For 175 years, a cone-shaped, shelled prehistoric creature called a hyolith has been waiting to be assigned a proper place on the tree of life.
Its time as an evolutionary misfit came to an end recently, as researchers led by Joseph Moysiuk, a University of Toronto undergraduate student, finally figured out what it is.
Check out ancient bones and skeletons
While prior theories largely leaned towards a mollusk classification, the team found evidence that plants the hyolith firmly in the lophophorata camp, which also includes brachiopods, notes the New York Times.
Making that determination involved an analysis of roughly 1,500 hyolith fossils, some of which contained traces of soft tissue.
The study, which was published in Nature, notes, "Our new preserved soft tissue discovery...include this band of tentacles around the mouth, a feeding structure. And this feeding structure allows us to link the hyoliths with brachiopods."
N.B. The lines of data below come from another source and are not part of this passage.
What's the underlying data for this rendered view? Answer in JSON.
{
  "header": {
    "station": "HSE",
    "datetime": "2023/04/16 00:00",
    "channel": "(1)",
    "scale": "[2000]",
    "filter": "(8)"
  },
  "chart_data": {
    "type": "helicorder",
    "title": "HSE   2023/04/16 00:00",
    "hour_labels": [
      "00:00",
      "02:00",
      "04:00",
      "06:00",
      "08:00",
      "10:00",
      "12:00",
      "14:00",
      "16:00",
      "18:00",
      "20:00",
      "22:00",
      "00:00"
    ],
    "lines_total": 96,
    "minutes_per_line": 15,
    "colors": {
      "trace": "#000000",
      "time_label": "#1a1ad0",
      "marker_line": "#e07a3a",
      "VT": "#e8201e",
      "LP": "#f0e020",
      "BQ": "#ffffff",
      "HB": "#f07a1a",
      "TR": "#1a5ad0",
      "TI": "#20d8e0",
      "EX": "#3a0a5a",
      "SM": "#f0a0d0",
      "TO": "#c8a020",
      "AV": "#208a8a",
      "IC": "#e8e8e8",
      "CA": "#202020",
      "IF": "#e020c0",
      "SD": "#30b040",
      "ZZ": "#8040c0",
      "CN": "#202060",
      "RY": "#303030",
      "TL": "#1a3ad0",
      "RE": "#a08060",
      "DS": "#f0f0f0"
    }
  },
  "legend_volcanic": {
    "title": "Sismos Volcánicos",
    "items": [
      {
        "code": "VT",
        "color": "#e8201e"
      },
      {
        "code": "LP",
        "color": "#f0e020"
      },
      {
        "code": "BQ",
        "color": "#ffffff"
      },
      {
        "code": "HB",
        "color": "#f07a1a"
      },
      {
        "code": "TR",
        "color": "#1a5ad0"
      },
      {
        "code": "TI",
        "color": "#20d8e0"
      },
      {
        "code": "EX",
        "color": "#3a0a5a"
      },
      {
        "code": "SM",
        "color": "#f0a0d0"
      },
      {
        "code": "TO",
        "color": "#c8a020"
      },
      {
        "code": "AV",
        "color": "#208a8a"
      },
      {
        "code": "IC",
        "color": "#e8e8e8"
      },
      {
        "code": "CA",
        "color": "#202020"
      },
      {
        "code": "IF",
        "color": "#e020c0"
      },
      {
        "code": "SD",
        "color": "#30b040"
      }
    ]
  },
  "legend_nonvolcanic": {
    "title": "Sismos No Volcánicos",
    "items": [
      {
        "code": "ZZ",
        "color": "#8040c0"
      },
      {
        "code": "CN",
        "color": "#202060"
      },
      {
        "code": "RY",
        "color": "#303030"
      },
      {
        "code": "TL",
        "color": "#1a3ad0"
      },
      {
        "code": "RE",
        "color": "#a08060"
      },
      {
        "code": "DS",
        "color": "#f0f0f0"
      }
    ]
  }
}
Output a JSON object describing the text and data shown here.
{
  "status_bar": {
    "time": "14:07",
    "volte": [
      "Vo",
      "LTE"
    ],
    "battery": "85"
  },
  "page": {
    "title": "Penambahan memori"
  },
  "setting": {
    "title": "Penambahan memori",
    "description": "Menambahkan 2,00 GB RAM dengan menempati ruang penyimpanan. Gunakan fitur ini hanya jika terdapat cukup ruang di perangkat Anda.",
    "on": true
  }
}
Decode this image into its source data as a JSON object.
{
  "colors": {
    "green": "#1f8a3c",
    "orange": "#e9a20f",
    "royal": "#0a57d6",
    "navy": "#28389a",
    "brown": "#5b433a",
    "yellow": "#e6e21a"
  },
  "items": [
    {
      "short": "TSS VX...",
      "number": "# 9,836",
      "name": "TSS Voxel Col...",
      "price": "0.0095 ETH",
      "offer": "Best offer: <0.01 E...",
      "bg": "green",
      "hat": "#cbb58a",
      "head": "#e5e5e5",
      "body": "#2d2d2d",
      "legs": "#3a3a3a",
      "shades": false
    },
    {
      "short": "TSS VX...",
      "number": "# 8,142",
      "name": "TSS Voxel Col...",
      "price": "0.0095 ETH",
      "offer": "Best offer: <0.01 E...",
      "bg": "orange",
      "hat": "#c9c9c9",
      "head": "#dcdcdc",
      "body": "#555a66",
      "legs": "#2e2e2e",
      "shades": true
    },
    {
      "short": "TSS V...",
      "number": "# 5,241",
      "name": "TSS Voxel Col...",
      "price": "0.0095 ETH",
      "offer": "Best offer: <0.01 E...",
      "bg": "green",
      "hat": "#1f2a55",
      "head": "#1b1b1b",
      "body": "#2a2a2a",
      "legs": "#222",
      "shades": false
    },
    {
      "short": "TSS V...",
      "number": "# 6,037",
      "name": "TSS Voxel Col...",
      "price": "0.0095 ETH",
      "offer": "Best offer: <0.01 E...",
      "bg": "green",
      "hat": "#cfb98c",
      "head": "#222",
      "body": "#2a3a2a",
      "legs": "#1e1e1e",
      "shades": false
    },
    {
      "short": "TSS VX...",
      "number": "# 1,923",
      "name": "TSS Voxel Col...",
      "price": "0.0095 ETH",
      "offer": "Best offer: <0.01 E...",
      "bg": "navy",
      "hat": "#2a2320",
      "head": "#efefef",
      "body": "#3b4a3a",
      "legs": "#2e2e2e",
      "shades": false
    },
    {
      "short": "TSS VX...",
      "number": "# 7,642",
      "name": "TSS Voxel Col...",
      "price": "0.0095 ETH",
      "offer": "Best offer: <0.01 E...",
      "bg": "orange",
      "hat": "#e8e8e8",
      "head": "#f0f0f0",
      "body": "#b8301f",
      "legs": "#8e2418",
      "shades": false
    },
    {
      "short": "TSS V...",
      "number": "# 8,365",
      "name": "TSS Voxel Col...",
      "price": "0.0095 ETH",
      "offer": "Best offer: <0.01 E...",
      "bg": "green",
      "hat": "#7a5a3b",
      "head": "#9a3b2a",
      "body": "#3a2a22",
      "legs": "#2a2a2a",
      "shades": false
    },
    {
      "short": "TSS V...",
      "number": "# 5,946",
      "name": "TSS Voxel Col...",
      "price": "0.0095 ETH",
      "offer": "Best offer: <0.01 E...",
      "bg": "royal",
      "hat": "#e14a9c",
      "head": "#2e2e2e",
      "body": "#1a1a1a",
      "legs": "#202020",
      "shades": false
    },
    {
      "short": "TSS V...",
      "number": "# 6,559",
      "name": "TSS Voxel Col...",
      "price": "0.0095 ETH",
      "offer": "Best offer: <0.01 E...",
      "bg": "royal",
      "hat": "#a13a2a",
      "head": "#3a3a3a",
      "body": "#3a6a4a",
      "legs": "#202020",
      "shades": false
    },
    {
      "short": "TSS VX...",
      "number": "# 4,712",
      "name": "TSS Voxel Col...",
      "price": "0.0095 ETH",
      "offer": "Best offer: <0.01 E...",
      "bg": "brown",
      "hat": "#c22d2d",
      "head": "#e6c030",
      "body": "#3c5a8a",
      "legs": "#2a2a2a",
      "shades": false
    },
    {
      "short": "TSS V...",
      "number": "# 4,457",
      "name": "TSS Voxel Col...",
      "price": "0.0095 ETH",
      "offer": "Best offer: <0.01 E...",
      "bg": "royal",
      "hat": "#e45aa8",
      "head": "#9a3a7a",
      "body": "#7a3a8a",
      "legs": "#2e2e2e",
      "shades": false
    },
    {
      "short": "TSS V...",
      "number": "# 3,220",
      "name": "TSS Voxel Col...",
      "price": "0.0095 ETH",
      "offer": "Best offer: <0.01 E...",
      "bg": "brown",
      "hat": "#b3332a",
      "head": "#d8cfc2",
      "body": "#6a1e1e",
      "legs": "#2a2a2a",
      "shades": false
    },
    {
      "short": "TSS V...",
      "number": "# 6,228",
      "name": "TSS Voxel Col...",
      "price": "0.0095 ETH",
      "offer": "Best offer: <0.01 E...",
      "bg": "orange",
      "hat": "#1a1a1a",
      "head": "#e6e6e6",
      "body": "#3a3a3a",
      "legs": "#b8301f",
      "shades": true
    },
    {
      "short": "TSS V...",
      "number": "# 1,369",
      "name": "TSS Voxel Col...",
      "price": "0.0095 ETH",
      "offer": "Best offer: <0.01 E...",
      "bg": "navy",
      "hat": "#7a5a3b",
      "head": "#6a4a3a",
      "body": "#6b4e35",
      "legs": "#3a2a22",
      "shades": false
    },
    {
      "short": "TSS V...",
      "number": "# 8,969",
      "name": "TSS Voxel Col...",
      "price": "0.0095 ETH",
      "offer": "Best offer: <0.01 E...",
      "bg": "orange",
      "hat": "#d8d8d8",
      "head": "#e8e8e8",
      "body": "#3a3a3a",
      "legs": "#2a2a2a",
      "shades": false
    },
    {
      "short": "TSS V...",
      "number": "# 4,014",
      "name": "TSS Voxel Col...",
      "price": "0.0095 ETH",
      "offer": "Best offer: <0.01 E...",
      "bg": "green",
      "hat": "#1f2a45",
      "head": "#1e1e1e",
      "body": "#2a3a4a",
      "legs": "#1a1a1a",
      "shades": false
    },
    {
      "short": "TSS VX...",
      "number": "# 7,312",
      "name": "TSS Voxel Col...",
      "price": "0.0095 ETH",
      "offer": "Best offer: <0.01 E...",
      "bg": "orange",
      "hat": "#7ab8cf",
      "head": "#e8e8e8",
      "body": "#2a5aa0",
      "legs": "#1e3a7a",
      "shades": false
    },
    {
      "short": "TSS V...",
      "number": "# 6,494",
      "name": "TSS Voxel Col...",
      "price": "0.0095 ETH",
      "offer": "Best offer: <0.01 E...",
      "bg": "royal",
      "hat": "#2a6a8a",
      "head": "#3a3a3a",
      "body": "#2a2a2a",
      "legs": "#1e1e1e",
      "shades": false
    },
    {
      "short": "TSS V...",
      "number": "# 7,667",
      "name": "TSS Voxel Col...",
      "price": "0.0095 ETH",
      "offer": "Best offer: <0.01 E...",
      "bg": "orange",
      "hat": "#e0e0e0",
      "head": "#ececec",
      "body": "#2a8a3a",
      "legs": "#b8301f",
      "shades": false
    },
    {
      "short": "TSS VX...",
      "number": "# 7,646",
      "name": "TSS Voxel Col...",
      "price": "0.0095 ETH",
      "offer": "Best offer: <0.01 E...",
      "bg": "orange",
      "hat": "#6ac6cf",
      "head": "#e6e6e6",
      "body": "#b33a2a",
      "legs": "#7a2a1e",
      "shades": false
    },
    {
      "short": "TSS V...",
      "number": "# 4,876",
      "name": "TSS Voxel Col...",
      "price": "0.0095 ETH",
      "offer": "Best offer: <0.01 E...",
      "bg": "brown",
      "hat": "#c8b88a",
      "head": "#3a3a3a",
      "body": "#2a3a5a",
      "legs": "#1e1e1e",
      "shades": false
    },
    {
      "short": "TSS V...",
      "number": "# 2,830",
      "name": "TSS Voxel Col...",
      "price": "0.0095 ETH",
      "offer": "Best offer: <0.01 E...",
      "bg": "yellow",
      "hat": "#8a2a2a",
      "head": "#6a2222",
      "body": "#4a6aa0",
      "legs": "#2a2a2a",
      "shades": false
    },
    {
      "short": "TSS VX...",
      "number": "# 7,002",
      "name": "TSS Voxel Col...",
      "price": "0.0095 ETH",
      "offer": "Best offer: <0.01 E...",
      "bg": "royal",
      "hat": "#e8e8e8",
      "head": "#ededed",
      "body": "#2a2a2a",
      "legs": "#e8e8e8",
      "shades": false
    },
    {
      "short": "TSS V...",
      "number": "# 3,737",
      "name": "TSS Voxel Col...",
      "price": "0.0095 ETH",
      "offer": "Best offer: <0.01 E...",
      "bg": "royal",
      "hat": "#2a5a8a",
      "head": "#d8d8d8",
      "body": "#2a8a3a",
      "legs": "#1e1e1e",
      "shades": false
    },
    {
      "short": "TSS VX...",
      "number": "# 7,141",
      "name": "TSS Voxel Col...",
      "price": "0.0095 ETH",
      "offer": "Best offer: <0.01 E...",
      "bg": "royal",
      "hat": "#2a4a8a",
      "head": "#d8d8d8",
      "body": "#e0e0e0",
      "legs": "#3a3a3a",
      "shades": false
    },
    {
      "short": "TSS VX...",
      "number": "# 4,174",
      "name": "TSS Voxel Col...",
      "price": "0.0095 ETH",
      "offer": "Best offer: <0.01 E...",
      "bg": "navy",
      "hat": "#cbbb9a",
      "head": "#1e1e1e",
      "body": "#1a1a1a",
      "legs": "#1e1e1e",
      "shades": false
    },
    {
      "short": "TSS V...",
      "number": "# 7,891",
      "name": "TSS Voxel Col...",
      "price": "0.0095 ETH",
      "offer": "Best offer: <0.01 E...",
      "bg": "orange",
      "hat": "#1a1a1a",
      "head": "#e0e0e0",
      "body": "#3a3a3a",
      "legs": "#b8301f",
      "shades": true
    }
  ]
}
The hyloith first appeared on the planet some 530 million years ago and went on to enjoy nearly 300 million years of existence, notes the BBC.